Sunday, August 16, 2015
Perfect Peach Galette
This is a theoretically perfect peach galette. In practice, it hasn't quite reached perfection, but it's awfully good. "The Awfully Good Peach Galette" doesn't have the same come-hither sound as "The Perfect Peach Galette." No doubt I say this, or something similar, every time we bake pastry, but there are many, many things that can go wrong when baking a pie.
The first problem was that I didn't have cream. More accurately, I had cream, and I even had cream with a sell-by date in September. But I didn't have cream that I'd smelled until I was at the last step of mixing the pie dough. Then I smelled it. Then I thought, "this won't do." Then I remembered that Rose used to make her cream cheese pie crust with water instead of cream, so I decided that I would too. I got the water (ice-cold) out of the refrigerator, and mixed it in, along with the vinegar.
If anything, it was even easier to handle than the regular dough, so that wasn't really a problem. I made it last night, so it would be all ready to bring out of the refrigerator at the proper time. This makes me feel like I'm on a TV cooking show and can just reach in my refrigerator and get whatever I need since it's all prepared. Except my refrigerator looks quite a bit junkier than television refrigerators.
I was not having trouble, exactly, but the recipe kept throwing in phrases that troubled me deeply: words to the effect that if you're a super-expert pie maker, you can just roll this thin, the way it's supposed to be. You can even use a smaller amount of dough--if you know what you're doing. Unspoken was the possibility that if you didn't know what you were doing, you might run into difficulties.
I can see my problem looking at this rolled-out piece of pie crust. It's thinnest where it should be thickest, and vice versa. If I were to do this again, and I hope I'll do it many times because it's quite delicious, even when not perfect, I'd stop rolling out the middle section after I got it to be around 9 inches in diameter, and I'd only roll the edges out thinner. If I had done this, I would have had a pastry base that would be sturdy enough to lift out of the pan without making little whimpering noises, and the flap-over pieces would be paper thin. (Well, maybe not that thin, but thinner).
Not that I'm entirely dissatisfied with the way it turned out. But when it got to this stage, I was feeling pleased with myself. When I started to move it on the baking pan, however, I thought I was going to lose the whole thing. I went straight from the genteel whimpering noises to swearing like a sailor. Jim rushed in the kitchen (I'm never sure if he intends to help or if he just enjoys my pain. But he did offer to help). With a couple of spatulas, we nudged the delicate galette on the pan.

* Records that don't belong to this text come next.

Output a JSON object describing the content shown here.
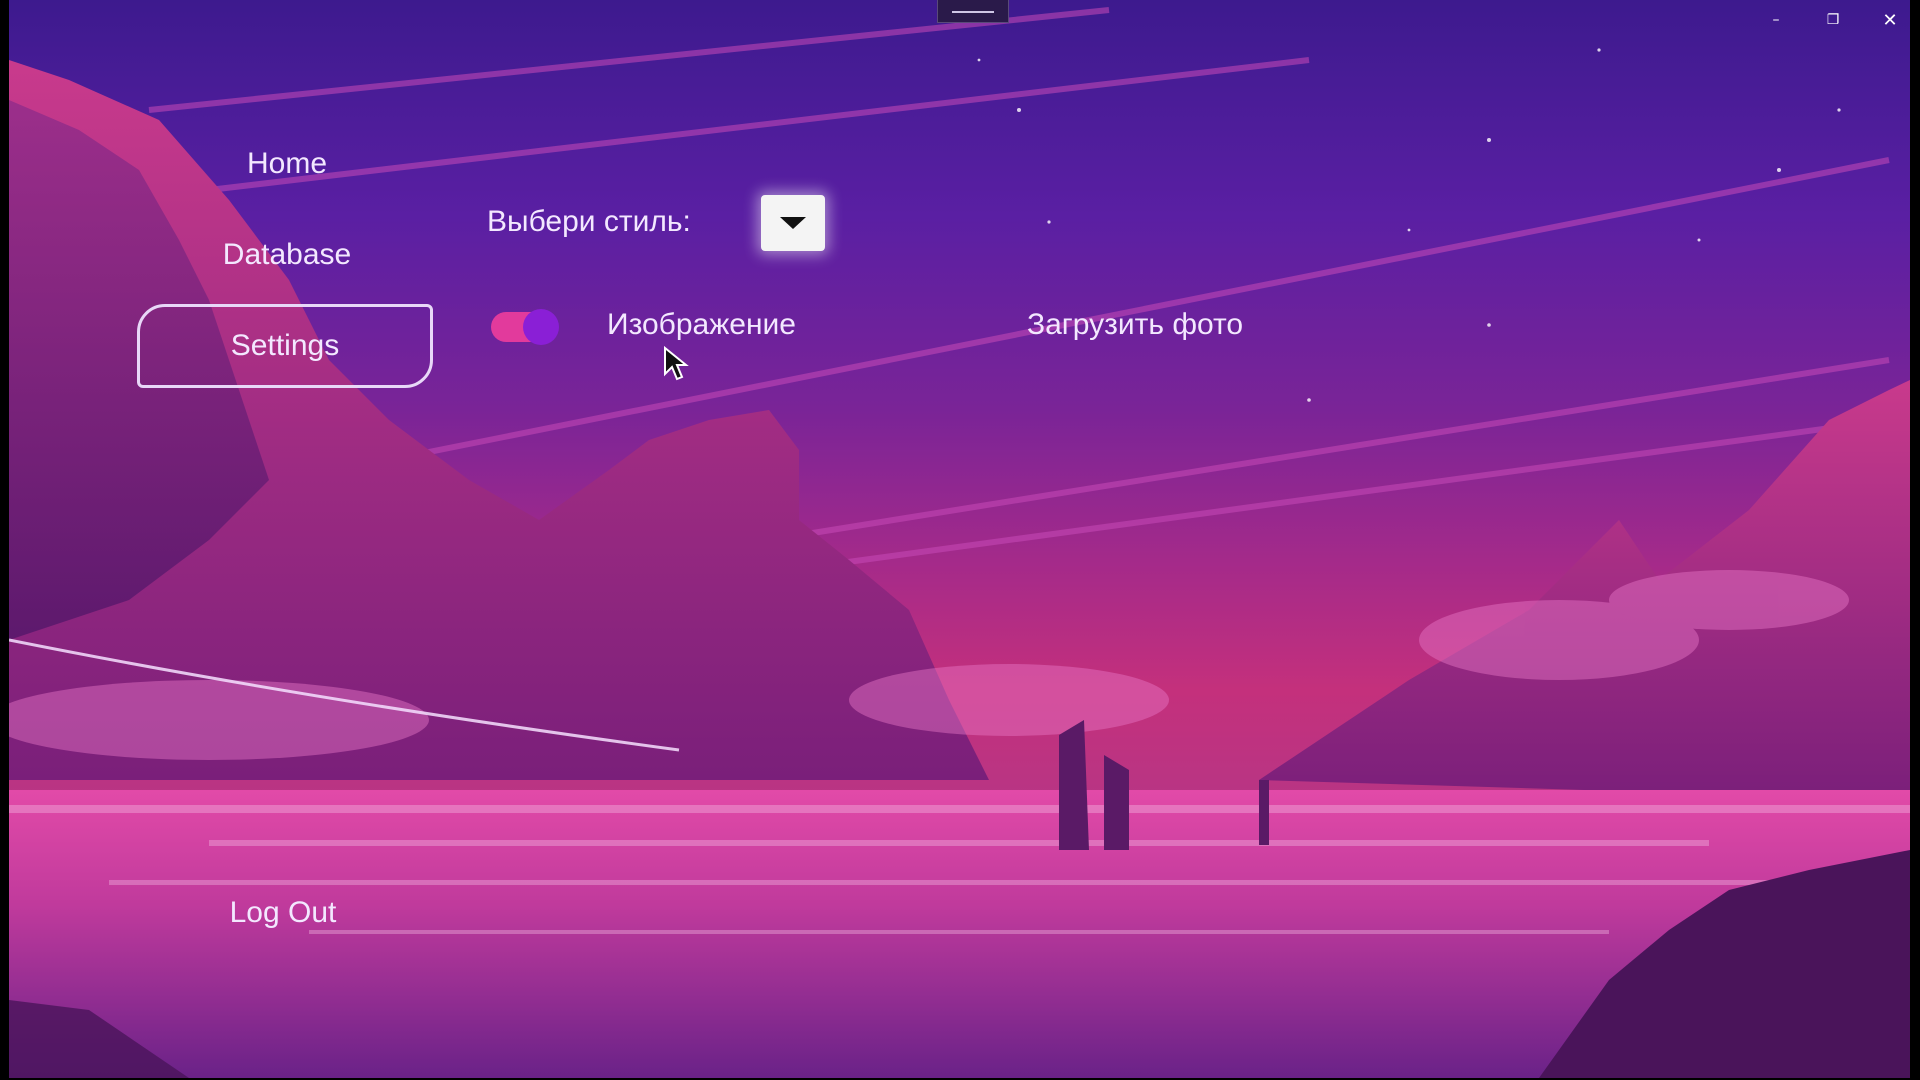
{
  "window": {
    "controls": {
      "minimize": "–",
      "maximize": "❐",
      "close": "✕"
    }
  },
  "nav": {
    "home": "Home",
    "database": "Database",
    "settings": "Settings",
    "logout": "Log Out",
    "active": "settings"
  },
  "settings": {
    "style_label": "Выбери стиль:",
    "style_dropdown_icon": "chevron-down-icon",
    "image_toggle": {
      "label": "Изображение",
      "on": true
    },
    "upload_label": "Загрузить фото"
  },
  "colors": {
    "toggle_track": "#e23a9c",
    "toggle_knob": "#8a1fd6",
    "text": "#f3e8ff"
  }
}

You can see that it looks more deflated and flattened out than it did before it made its trek from the counter to the pan. You'd think it had endured more than a six-inch move. I was very grateful that it didn't break.
When I look at this picture, I say to myself, for someone who was so worried that the whole galette was going to fall apart, you'd think you'd move it to a cutting board. You may be wondering the same thing. But my knife is sharp, and the trauma of moving it was greater than cutting it on the rack. I'm sure it was the wrong choice, but it seemed to work. At least it didn't fall apart.
I have no idea why I'm sounding so morose about this galette. It was more that I kept waiting for things to go amiss than that they actually did go amiss. The crust was flaky and tender; the peaches were perfectly done; the few drops of almond flavoring were just what were needed to intensify the peach flavors, and it was a perfect summer dessert on this hot, humid August day.
So here's my advice: enjoy this beautiful summer dessert, and don't fret if it's not 100% perfect. The "Awfully Good Peach Galette" may be as close to perfection as you need to get.